The mechanism(s) by which fatty acids are sequestered and transported in muscle have not been fully elucidated. A potential key player in this process is the protein myoglobin (Mb). Indeed, there is a catalogue of empirical evidence supporting direct interaction of globins with fatty acid metabolites; however, the binding pocket and regulation of the interaction remains to be established. In this study, we employed a computational strategy to elucidate the structural determinants of fatty acids (palmitic & oleic acid) binding to Mb. Sequence analysis and docking simulations with a horse (Equus caballus) structural Mb reference reveals a fatty acid-binding site in the hydrophobic cleft near the heme region in Mb. Both palmitic acid and oleic acid attain a "U" shaped structure similar to their conformation in pockets of other fatty acid-binding proteins. Specifically, we found that the carboxyl head group of palmitic acid coordinates with the amino group of Lys45, whereas the carboxyl group of oleic acid coordinates with both the amino groups of Lys45 and Lys63. The alkyl tails of both fatty acids are supported by surrounding hydrophobic residues Leu29, Leu32, Phe33, Phe43, Phe46, Val67, Val68 and Ile107. In the saturated palmitic acid, the hydrophobic tail moves freely and occasionally penetrates deeper inside the hydrophobic cleft, making additional contacts with Val28, Leu69, Leu72 and Ile111. Our simulations reveal a dynamic and stable binding pocket in which the oxygen molecule and heme group in Mb are required for additional hydrophobic interactions. Taken together, these findings support a mechanism in which Mb acts as a muscle transporter for fatty acid when it is in the oxygenated state and releases fatty acid when Mb converts to deoxygenated state.

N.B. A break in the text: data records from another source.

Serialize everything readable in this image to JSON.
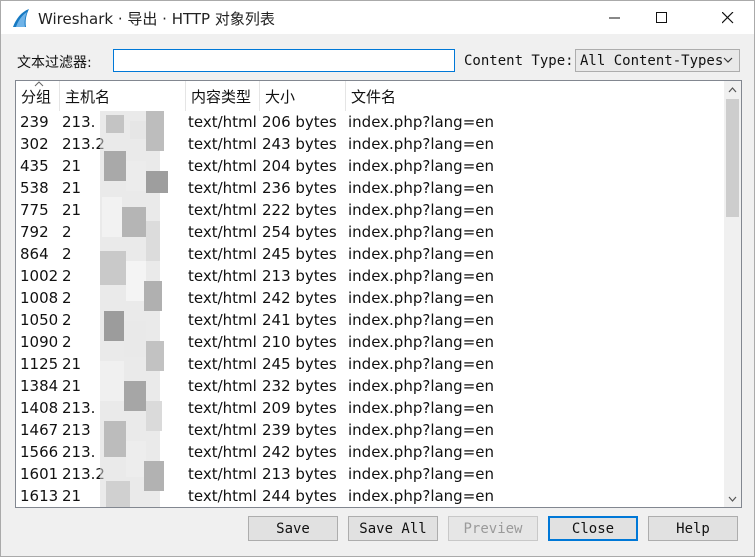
{
  "window": {
    "title": "Wireshark · 导出 · HTTP 对象列表",
    "icon": "wireshark-fin-icon",
    "controls": [
      "minimize-icon",
      "maximize-icon",
      "close-icon"
    ]
  },
  "filter": {
    "label": "文本过滤器:",
    "value": "",
    "placeholder": ""
  },
  "content_type": {
    "label": "Content Type:",
    "selected": "All Content-Types"
  },
  "table": {
    "columns": [
      "分组",
      "主机名",
      "内容类型",
      "大小",
      "文件名"
    ],
    "sorted_column": "分组",
    "rows": [
      {
        "packet": "239",
        "host": "213.",
        "type": "text/html",
        "size": "206 bytes",
        "file": "index.php?lang=en"
      },
      {
        "packet": "302",
        "host": "213.2",
        "type": "text/html",
        "size": "243 bytes",
        "file": "index.php?lang=en"
      },
      {
        "packet": "435",
        "host": "21",
        "type": "text/html",
        "size": "204 bytes",
        "file": "index.php?lang=en"
      },
      {
        "packet": "538",
        "host": "21",
        "type": "text/html",
        "size": "236 bytes",
        "file": "index.php?lang=en"
      },
      {
        "packet": "775",
        "host": "21",
        "type": "text/html",
        "size": "222 bytes",
        "file": "index.php?lang=en"
      },
      {
        "packet": "792",
        "host": "2",
        "type": "text/html",
        "size": "254 bytes",
        "file": "index.php?lang=en"
      },
      {
        "packet": "864",
        "host": "2",
        "type": "text/html",
        "size": "245 bytes",
        "file": "index.php?lang=en"
      },
      {
        "packet": "1002",
        "host": "2",
        "type": "text/html",
        "size": "213 bytes",
        "file": "index.php?lang=en"
      },
      {
        "packet": "1008",
        "host": "2",
        "type": "text/html",
        "size": "242 bytes",
        "file": "index.php?lang=en"
      },
      {
        "packet": "1050",
        "host": "2",
        "type": "text/html",
        "size": "241 bytes",
        "file": "index.php?lang=en"
      },
      {
        "packet": "1090",
        "host": "2",
        "type": "text/html",
        "size": "210 bytes",
        "file": "index.php?lang=en"
      },
      {
        "packet": "1125",
        "host": "21",
        "type": "text/html",
        "size": "245 bytes",
        "file": "index.php?lang=en"
      },
      {
        "packet": "1384",
        "host": "21",
        "type": "text/html",
        "size": "232 bytes",
        "file": "index.php?lang=en"
      },
      {
        "packet": "1408",
        "host": "213.",
        "type": "text/html",
        "size": "209 bytes",
        "file": "index.php?lang=en"
      },
      {
        "packet": "1467",
        "host": "213",
        "type": "text/html",
        "size": "239 bytes",
        "file": "index.php?lang=en"
      },
      {
        "packet": "1566",
        "host": "213.",
        "type": "text/html",
        "size": "242 bytes",
        "file": "index.php?lang=en"
      },
      {
        "packet": "1601",
        "host": "213.2",
        "type": "text/html",
        "size": "213 bytes",
        "file": "index.php?lang=en"
      },
      {
        "packet": "1613",
        "host": "21",
        "type": "text/html",
        "size": "244 bytes",
        "file": "index.php?lang=en"
      }
    ]
  },
  "buttons": {
    "save": "Save",
    "save_all": "Save All",
    "preview": "Preview",
    "close": "Close",
    "help": "Help"
  }
}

ASJC Scopus subject areas
- Agricultural and Biological Sciences(all)
- Biochemistry, Genetics and Molecular Biology(all)